If you plan for nothing, that’s likely what you’ll achieve.
By Peter Lyle DeHaan, PhD
I’m a big advocate of planning. I have a plan for each day and a plan for the week. I have a plan for the month and for each quarter. I also have a plan for the year. It’s not elaborate, but it is written down. It guides me in all I do.
Do you have a plan for this year? If you don’t, no worries. Start one today. If you follow it with care, you’ll finish the year strong. Here are some ideas to consider:
Grow Your TAS
Most answering service owners and managers want to grow their business. No one wants to command a sinking ship. And few people enjoy working for a business that’s just floating along. No, we want to watch sales and revenue trend upward.
Your growth goal can be a percentage or a net number of new clients. You can make it aggressive or stay conservative. The main thing is to pursue an increase in size. This isn’t because bigger is better, but for economies of scale and increased revenue.
Every leader is surrounded with opportunities. The problem is seizing them. Too often, especially in the TAS industry, the focus becomes on dealing with the day-to-day, leaving no time for tomorrow, let alone the rest of the year.
These opportunities could include pursuing a new market, making an acquisition, or investing in technology. It might be time to reorganize your business, streamline operations, or overhaul sales and marketing. You can’t tackle all these items. That would be impossible. However, you can pursue one or maybe two. But if you don’t make it part of your annual plan, it’s likely you’ll never get around to it.
Just as there are opportunities all around us, we also have problems. (I often euphemistically call problems, opportunities. Because they are.) Problems seldom go away on their own. Instead they fester, getting bigger and badder with time. Pick the largest problem facing your TAS, and make it your goal to eliminate that problem this year.

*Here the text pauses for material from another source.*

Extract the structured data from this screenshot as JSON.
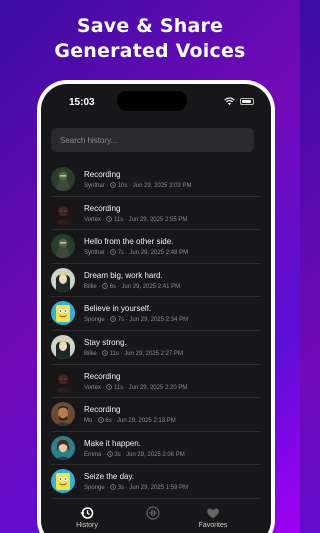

Hire Key Staff
Most answering services are in a constant state of hiring. Because of the need to keep a full schedule of trained employees, it’s hard to divert attention to mid and upper-level management concerns. But we must. Should you add a position? Do you need to find a replacement for one person, so you can later promote them? Is there some work you should offload to give you more time to lead, strategize, and succeed?
As you plan for this year, don’t get carried away. Keep it simple. Make it attainable. Then by years’ end you can take inventory and celebrate the great things you accomplished.
May this be your best year yet.